**AIM OF THE EXERCISE:**
Return all the lines below exactly as written. Drop every picture.

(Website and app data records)

==*==

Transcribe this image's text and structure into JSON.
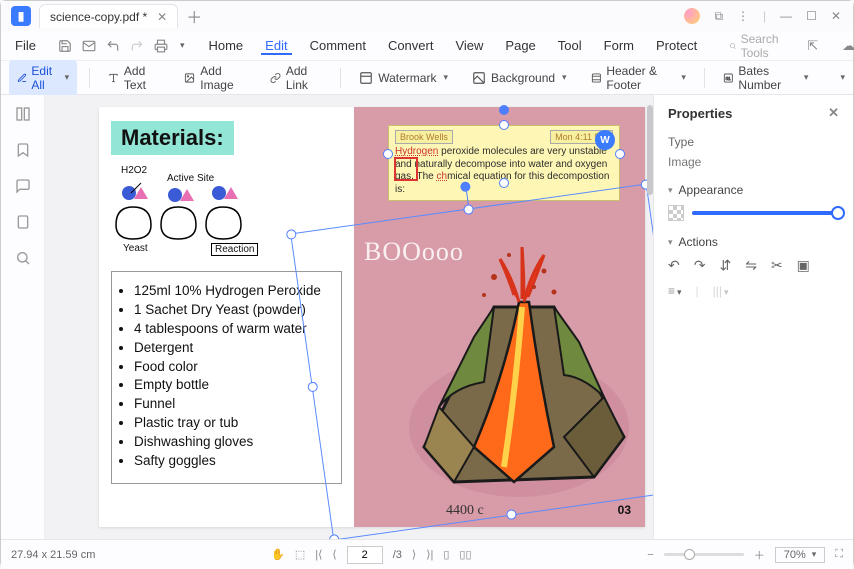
{
  "title": {
    "tab": "science-copy.pdf *"
  },
  "menu": {
    "file": "File",
    "items": [
      "Home",
      "Edit",
      "Comment",
      "Convert",
      "View",
      "Page",
      "Tool",
      "Form",
      "Protect"
    ],
    "active": "Edit",
    "search_placeholder": "Search Tools"
  },
  "toolbar": {
    "editall": "Edit All",
    "add_text": "Add Text",
    "add_image": "Add Image",
    "add_link": "Add Link",
    "watermark": "Watermark",
    "background": "Background",
    "header_footer": "Header & Footer",
    "bates": "Bates Number"
  },
  "doc": {
    "materials_heading": "Materials:",
    "labels": {
      "h2o2": "H2O2",
      "active_site": "Active Site",
      "yeast": "Yeast",
      "reaction": "Reaction"
    },
    "list": [
      "125ml 10% Hydrogen Peroxide",
      "1 Sachet Dry Yeast (powder)",
      "4 tablespoons of warm water",
      "Detergent",
      "Food color",
      "Empty bottle",
      "Funnel",
      "Plastic tray or tub",
      "Dishwashing gloves",
      "Safty goggles"
    ],
    "note": {
      "author": "Brook Wells",
      "time": "Mon 4:11 PM",
      "line1a": "Hydrogen",
      "line1b": " peroxide molecules are very unstable and naturally decompose into water and oxygen gas. The ",
      "line1c": "ch",
      "line1d": "mical equation for this decompostion is:"
    },
    "boo": "BOOooo",
    "coords": "4400 c",
    "page_number": "03"
  },
  "props": {
    "title": "Properties",
    "type_label": "Type",
    "type_value": "Image",
    "appearance": "Appearance",
    "actions": "Actions"
  },
  "status": {
    "dims": "27.94 x 21.59 cm",
    "page_current": "2",
    "page_total": "/3",
    "zoom": "70%"
  }
}
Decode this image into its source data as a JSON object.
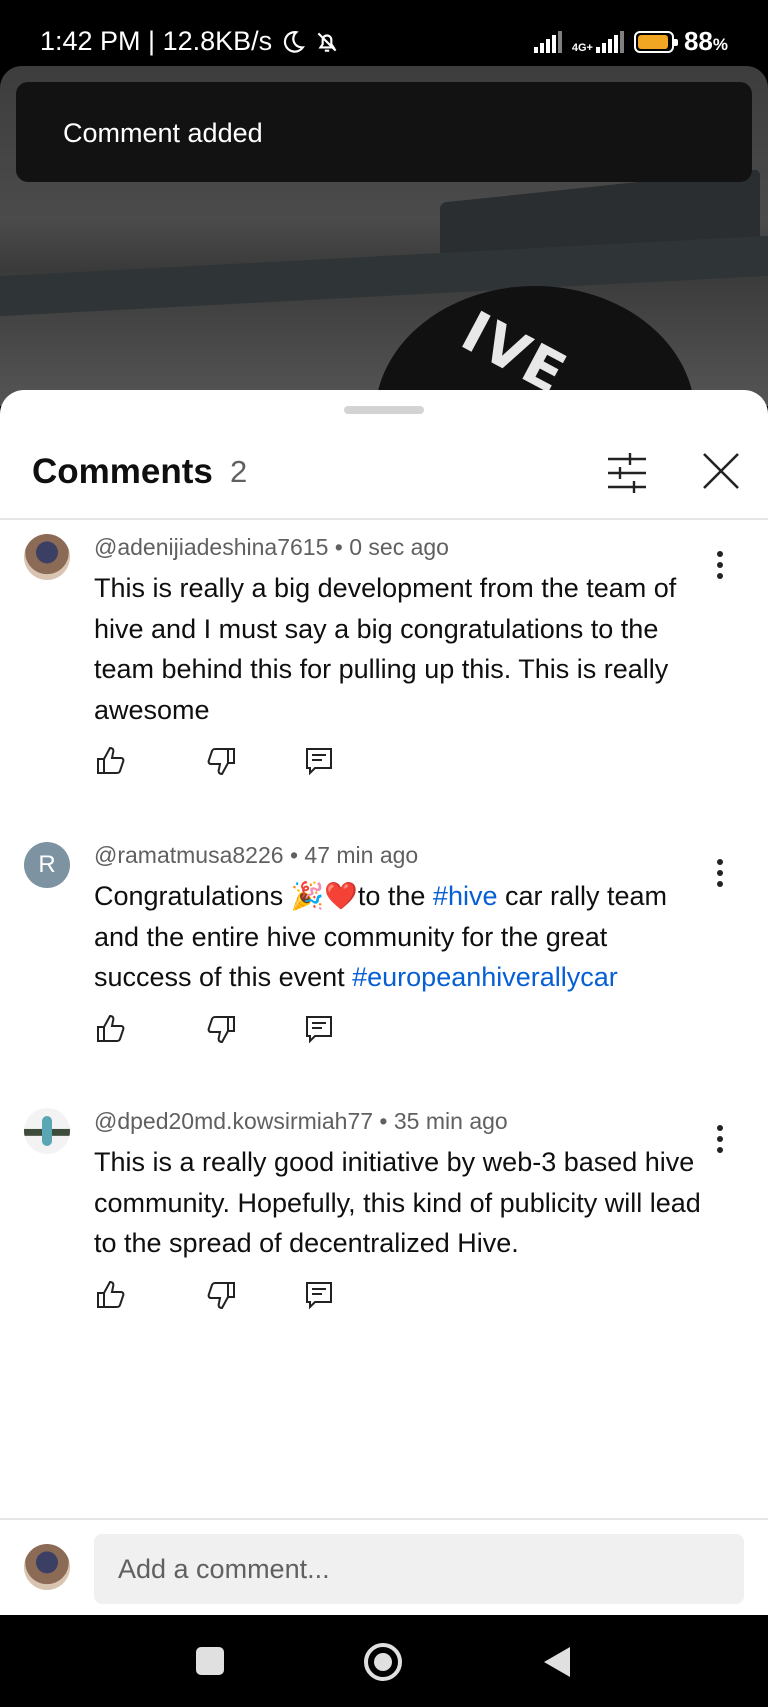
{
  "status_bar": {
    "time_speed": "1:42 PM | 12.8KB/s",
    "network": "4G+",
    "battery": "88",
    "battery_unit": "%"
  },
  "video": {
    "cap_text": "IVE"
  },
  "toast": {
    "message": "Comment added"
  },
  "sheet": {
    "title": "Comments",
    "count": "2"
  },
  "comments": [
    {
      "author": "@adenijiadeshina7615",
      "time": "0 sec ago",
      "text": "This is really a big development from the team of hive and I must say a big congratulations to the team behind this for pulling up this. This is really awesome"
    },
    {
      "author": "@ramatmusa8226",
      "time": "47 min ago",
      "avatar_letter": "R",
      "text_part1": "Congratulations 🎉❤️to the ",
      "hashtag1": "#hive",
      "text_part2": " car rally  team and the entire hive community for the great success of this event ",
      "hashtag2": "#europeanhiverallycar"
    },
    {
      "author": "@dped20md.kowsirmiah77",
      "time": "35 min ago",
      "text": "This is a really good initiative by web-3 based hive community.  Hopefully, this kind of publicity will lead to the spread of decentralized Hive."
    }
  ],
  "composer": {
    "placeholder": "Add a comment..."
  },
  "colors": {
    "link": "#065fd4",
    "text": "#0f0f0f",
    "secondary": "#606060",
    "battery": "#f0a623"
  },
  "icons": [
    "moon-icon",
    "bell-off-icon",
    "signal-icon",
    "battery-icon",
    "filter-icon",
    "close-icon",
    "more-vertical-icon",
    "thumbs-up-icon",
    "thumbs-down-icon",
    "reply-icon",
    "nav-square-icon",
    "nav-home-icon",
    "nav-back-icon"
  ]
}
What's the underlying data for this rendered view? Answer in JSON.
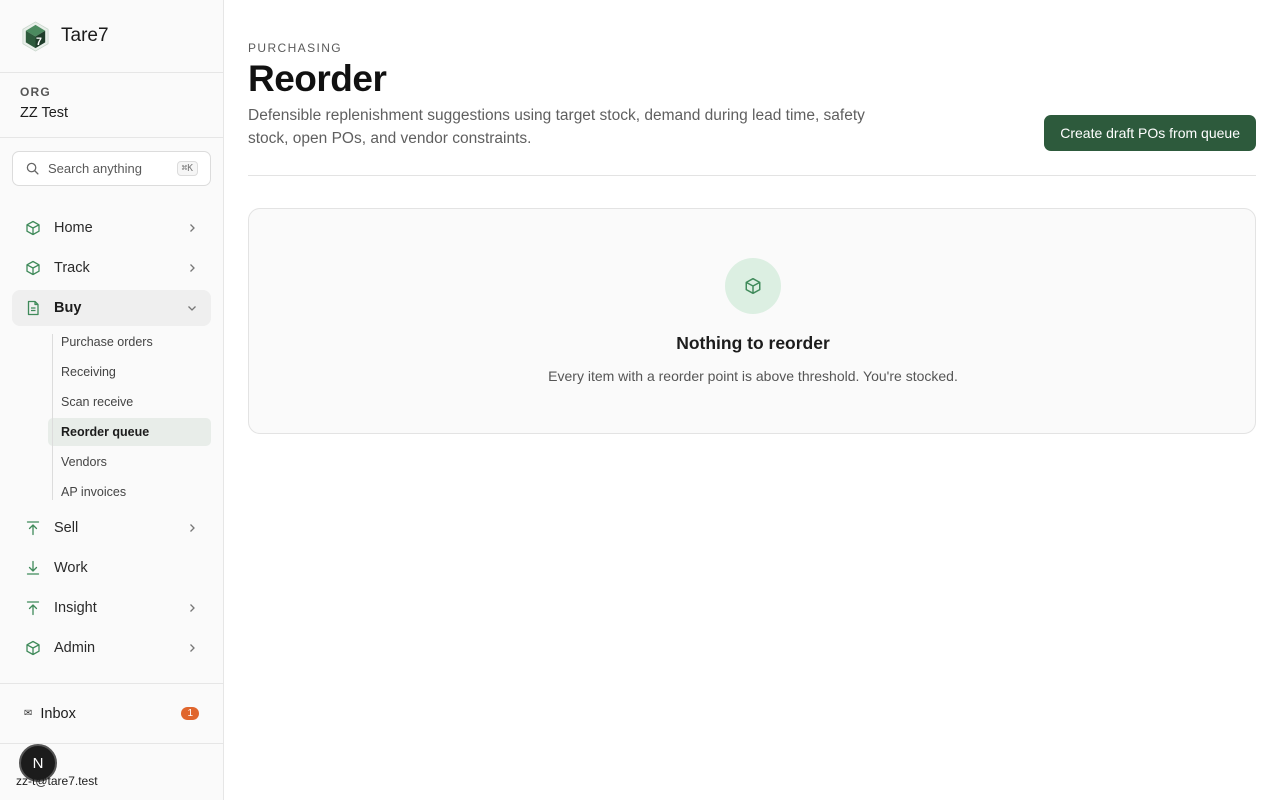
{
  "brand": {
    "name": "Tare7",
    "icon": "hexagon-logo-icon"
  },
  "org": {
    "label": "ORG",
    "name": "ZZ Test"
  },
  "search": {
    "placeholder": "Search anything",
    "shortcut": "⌘K"
  },
  "sidebar": {
    "items": [
      {
        "label": "Home",
        "icon": "box-icon",
        "expandable": true
      },
      {
        "label": "Track",
        "icon": "box-icon",
        "expandable": true
      },
      {
        "label": "Buy",
        "icon": "document-icon",
        "expanded": true,
        "active": true
      },
      {
        "label": "Sell",
        "icon": "arrow-up-icon",
        "expandable": true
      },
      {
        "label": "Work",
        "icon": "arrow-down-icon",
        "expandable": false
      },
      {
        "label": "Insight",
        "icon": "arrow-up-icon",
        "expandable": true
      },
      {
        "label": "Admin",
        "icon": "box-icon",
        "expandable": true
      }
    ],
    "buy_subitems": [
      {
        "label": "Purchase orders"
      },
      {
        "label": "Receiving"
      },
      {
        "label": "Scan receive"
      },
      {
        "label": "Reorder queue",
        "active": true
      },
      {
        "label": "Vendors"
      },
      {
        "label": "AP invoices"
      }
    ]
  },
  "inbox": {
    "label": "Inbox",
    "count": "1",
    "icon": "mail-icon"
  },
  "user": {
    "avatar_initial": "N",
    "email": "zz-t@tare7.test"
  },
  "page": {
    "eyebrow": "PURCHASING",
    "title": "Reorder",
    "description": "Defensible replenishment suggestions using target stock, demand during lead time, safety stock, open POs, and vendor constraints.",
    "primary_action": "Create draft POs from queue"
  },
  "empty_state": {
    "icon": "box-icon",
    "title": "Nothing to reorder",
    "message": "Every item with a reorder point is above threshold. You're stocked."
  },
  "colors": {
    "accent": "#2d5a3c",
    "icon_green": "#3f8a5a",
    "badge": "#e0662d",
    "empty_icon_bg": "#dcefe2"
  }
}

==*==

**ANSWER BELOW:**
Transcribe this image's text and structure into JSON.
{
  "title": {
    "tab": "science-copy.pdf *"
  },
  "menu": {
    "file": "File",
    "items": [
      "Home",
      "Edit",
      "Comment",
      "Convert",
      "View",
      "Page",
      "Tool",
      "Form",
      "Protect"
    ],
    "active": "Edit",
    "search_placeholder": "Search Tools"
  },
  "toolbar": {
    "editall": "Edit All",
    "add_text": "Add Text",
    "add_image": "Add Image",
    "add_link": "Add Link",
    "watermark": "Watermark",
    "background": "Background",
    "header_footer": "Header & Footer",
    "bates": "Bates Number"
  },
  "doc": {
    "materials_heading": "Materials:",
    "labels": {
      "h2o2": "H2O2",
      "active_site": "Active Site",
      "yeast": "Yeast",
      "reaction": "Reaction"
    },
    "list": [
      "125ml 10% Hydrogen Peroxide",
      "1 Sachet Dry Yeast (powder)",
      "4 tablespoons of warm water",
      "Detergent",
      "Food color",
      "Empty bottle",
      "Funnel",
      "Plastic tray or tub",
      "Dishwashing gloves",
      "Safty goggles"
    ],
    "note": {
      "author": "Brook Wells",
      "time": "Mon 4:11 PM",
      "line1a": "Hydrogen",
      "line1b": " peroxide molecules are very unstable and naturally decompose into water and oxygen gas. The ",
      "line1c": "ch",
      "line1d": "mical equation for this decompostion is:"
    },
    "boo": "BOOooo",
    "coords": "4400 c",
    "page_number": "03"
  },
  "props": {
    "title": "Properties",
    "type_label": "Type",
    "type_value": "Image",
    "appearance": "Appearance",
    "actions": "Actions"
  },
  "status": {
    "dims": "27.94 x 21.59 cm",
    "page_current": "2",
    "page_total": "/3",
    "zoom": "70%"
  }
}
Decode this image into its source data as a JSON object.
{
  "status_bar": {
    "time_speed": "1:42 PM | 12.8KB/s",
    "network": "4G+",
    "battery": "88",
    "battery_unit": "%"
  },
  "video": {
    "cap_text": "IVE"
  },
  "toast": {
    "message": "Comment added"
  },
  "sheet": {
    "title": "Comments",
    "count": "2"
  },
  "comments": [
    {
      "author": "@adenijiadeshina7615",
      "time": "0 sec ago",
      "text": "This is really a big development from the team of hive and I must say a big congratulations to the team behind this for pulling up this. This is really awesome"
    },
    {
      "author": "@ramatmusa8226",
      "time": "47 min ago",
      "avatar_letter": "R",
      "text_part1": "Congratulations 🎉❤️to the ",
      "hashtag1": "#hive",
      "text_part2": " car rally  team and the entire hive community for the great success of this event ",
      "hashtag2": "#europeanhiverallycar"
    },
    {
      "author": "@dped20md.kowsirmiah77",
      "time": "35 min ago",
      "text": "This is a really good initiative by web-3 based hive community.  Hopefully, this kind of publicity will lead to the spread of decentralized Hive."
    }
  ],
  "composer": {
    "placeholder": "Add a comment..."
  },
  "colors": {
    "link": "#065fd4",
    "text": "#0f0f0f",
    "secondary": "#606060",
    "battery": "#f0a623"
  },
  "icons": [
    "moon-icon",
    "bell-off-icon",
    "signal-icon",
    "battery-icon",
    "filter-icon",
    "close-icon",
    "more-vertical-icon",
    "thumbs-up-icon",
    "thumbs-down-icon",
    "reply-icon",
    "nav-square-icon",
    "nav-home-icon",
    "nav-back-icon"
  ]
}
What's the underlying data for this rendered view? Answer in JSON.
{
  "brand": {
    "name": "Tare7",
    "icon": "hexagon-logo-icon"
  },
  "org": {
    "label": "ORG",
    "name": "ZZ Test"
  },
  "search": {
    "placeholder": "Search anything",
    "shortcut": "⌘K"
  },
  "sidebar": {
    "items": [
      {
        "label": "Home",
        "icon": "box-icon",
        "expandable": true
      },
      {
        "label": "Track",
        "icon": "box-icon",
        "expandable": true
      },
      {
        "label": "Buy",
        "icon": "document-icon",
        "expanded": true,
        "active": true
      },
      {
        "label": "Sell",
        "icon": "arrow-up-icon",
        "expandable": true
      },
      {
        "label": "Work",
        "icon": "arrow-down-icon",
        "expandable": false
      },
      {
        "label": "Insight",
        "icon": "arrow-up-icon",
        "expandable": true
      },
      {
        "label": "Admin",
        "icon": "box-icon",
        "expandable": true
      }
    ],
    "buy_subitems": [
      {
        "label": "Purchase orders"
      },
      {
        "label": "Receiving"
      },
      {
        "label": "Scan receive"
      },
      {
        "label": "Reorder queue",
        "active": true
      },
      {
        "label": "Vendors"
      },
      {
        "label": "AP invoices"
      }
    ]
  },
  "inbox": {
    "label": "Inbox",
    "count": "1",
    "icon": "mail-icon"
  },
  "user": {
    "avatar_initial": "N",
    "email": "zz-t@tare7.test"
  },
  "page": {
    "eyebrow": "PURCHASING",
    "title": "Reorder",
    "description": "Defensible replenishment suggestions using target stock, demand during lead time, safety stock, open POs, and vendor constraints.",
    "primary_action": "Create draft POs from queue"
  },
  "empty_state": {
    "icon": "box-icon",
    "title": "Nothing to reorder",
    "message": "Every item with a reorder point is above threshold. You're stocked."
  },
  "colors": {
    "accent": "#2d5a3c",
    "icon_green": "#3f8a5a",
    "badge": "#e0662d",
    "empty_icon_bg": "#dcefe2"
  }
}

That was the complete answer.